The relevant portions of WOC's rather whining release were as follows:
Women's Ordination Conference Decries Ban on Altar Girls in Wisconsin Diocese
WASHINGTON, DC – July 3, 2008 – On Tuesday, June 24, Rev. John Del Priore of St. Barnabas Parish in Mazomanie, Wisc. declared that he will no longer allow girls to serve at liturgy. Rev. Del Priore was assigned to the parish on June 1, 2008. In response, Women’s Ordination Conference has requested that Bishop Robert C. Morlino, of the Madison diocese, overturn Rev. Del Priore’s decision and reinstate female altar servers in that parish. Women's Ordination Conference members have made dozens of calls to the church, asking to speak to Rev. John and expressing their serious concerns about this decision.
“With this policy, Rev. John brings the Madison diocese into the infamously sexist ranks of only one other diocese in the country that bans young women and girls from faithfully serving their church in this capacity,” said Aisha Taylor, executive director of the Women’s Ordination Conference. “Around the country, young women have been lawfully serving at the altar for well over a decade.”
WOC called for immediate action in protesting the Catholic priest's decision.
The Remnant asks its readers and website visitors to please send their support to Father Del Priore, not only for this but also for his recent decision to support Pope Benedict's motu proprio Summorum Pontificum by making the Traditional Mass available every Saturday at 8:30 at St. Barnabas. Please encourage Father del Priore to continue his brave defense of orthodoxy and tradition. Readers in Wisconsin should also send letters to Father Del Priore, thanking him for the Traditional Mass on Saturday but also requesting it on Sundays, as well.

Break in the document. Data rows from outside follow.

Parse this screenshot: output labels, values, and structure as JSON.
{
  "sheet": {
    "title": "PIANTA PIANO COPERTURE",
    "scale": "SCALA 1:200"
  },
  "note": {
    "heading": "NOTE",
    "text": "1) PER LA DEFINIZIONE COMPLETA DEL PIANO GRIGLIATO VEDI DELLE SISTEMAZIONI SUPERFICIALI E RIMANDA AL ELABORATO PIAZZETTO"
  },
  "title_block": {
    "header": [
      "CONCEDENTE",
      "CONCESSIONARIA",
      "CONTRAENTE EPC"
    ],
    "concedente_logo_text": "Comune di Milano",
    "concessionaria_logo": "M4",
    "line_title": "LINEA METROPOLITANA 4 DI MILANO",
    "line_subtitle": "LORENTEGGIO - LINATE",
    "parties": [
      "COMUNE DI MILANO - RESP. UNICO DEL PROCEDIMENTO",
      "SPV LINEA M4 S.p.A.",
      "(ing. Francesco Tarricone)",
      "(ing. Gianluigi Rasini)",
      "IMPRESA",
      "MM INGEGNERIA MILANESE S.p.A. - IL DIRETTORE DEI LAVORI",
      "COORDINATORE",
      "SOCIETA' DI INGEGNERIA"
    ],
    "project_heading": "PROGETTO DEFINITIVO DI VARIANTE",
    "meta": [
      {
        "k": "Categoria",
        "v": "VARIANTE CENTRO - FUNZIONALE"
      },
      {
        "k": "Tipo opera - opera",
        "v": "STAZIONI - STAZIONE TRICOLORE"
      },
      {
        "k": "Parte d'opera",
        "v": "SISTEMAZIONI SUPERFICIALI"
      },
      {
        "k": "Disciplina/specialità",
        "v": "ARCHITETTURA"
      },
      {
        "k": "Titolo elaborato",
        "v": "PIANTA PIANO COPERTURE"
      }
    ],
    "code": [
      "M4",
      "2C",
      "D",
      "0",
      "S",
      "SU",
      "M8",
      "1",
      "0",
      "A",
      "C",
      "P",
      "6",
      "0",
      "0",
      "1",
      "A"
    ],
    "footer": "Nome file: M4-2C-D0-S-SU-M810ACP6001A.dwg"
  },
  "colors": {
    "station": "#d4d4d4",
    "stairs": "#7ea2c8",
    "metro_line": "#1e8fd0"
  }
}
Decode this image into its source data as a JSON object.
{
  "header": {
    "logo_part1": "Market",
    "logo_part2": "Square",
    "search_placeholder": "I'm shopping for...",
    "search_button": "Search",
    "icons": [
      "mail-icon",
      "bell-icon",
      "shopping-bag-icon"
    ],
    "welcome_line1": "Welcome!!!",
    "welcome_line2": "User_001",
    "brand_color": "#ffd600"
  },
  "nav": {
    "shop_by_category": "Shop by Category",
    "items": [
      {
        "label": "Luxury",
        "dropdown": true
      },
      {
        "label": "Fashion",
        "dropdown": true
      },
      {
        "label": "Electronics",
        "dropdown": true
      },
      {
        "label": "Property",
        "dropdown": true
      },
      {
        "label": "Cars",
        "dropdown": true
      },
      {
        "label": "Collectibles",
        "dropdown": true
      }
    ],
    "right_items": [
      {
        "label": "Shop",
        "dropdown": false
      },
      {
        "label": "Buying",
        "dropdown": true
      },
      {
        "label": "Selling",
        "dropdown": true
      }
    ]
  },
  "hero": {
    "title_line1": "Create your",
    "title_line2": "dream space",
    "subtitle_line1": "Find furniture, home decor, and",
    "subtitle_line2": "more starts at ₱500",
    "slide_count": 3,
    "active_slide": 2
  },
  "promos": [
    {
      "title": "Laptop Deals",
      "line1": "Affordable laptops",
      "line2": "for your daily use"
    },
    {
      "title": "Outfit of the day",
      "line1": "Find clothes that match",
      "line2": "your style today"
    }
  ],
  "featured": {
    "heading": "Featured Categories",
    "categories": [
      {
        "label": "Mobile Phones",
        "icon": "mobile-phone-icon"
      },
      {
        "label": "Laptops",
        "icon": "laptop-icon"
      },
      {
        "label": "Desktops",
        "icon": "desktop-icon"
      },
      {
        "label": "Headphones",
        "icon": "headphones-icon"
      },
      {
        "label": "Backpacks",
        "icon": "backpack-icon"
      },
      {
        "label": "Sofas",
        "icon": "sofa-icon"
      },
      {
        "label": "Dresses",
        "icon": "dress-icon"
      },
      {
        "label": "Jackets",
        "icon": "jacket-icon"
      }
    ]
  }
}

Father's contact information is as follows:
Rev. John Del Priore
St. Barnabas Catholic Church
410 Cramer St
Mazomanie, WI 53560
Tele: (608) 795-4321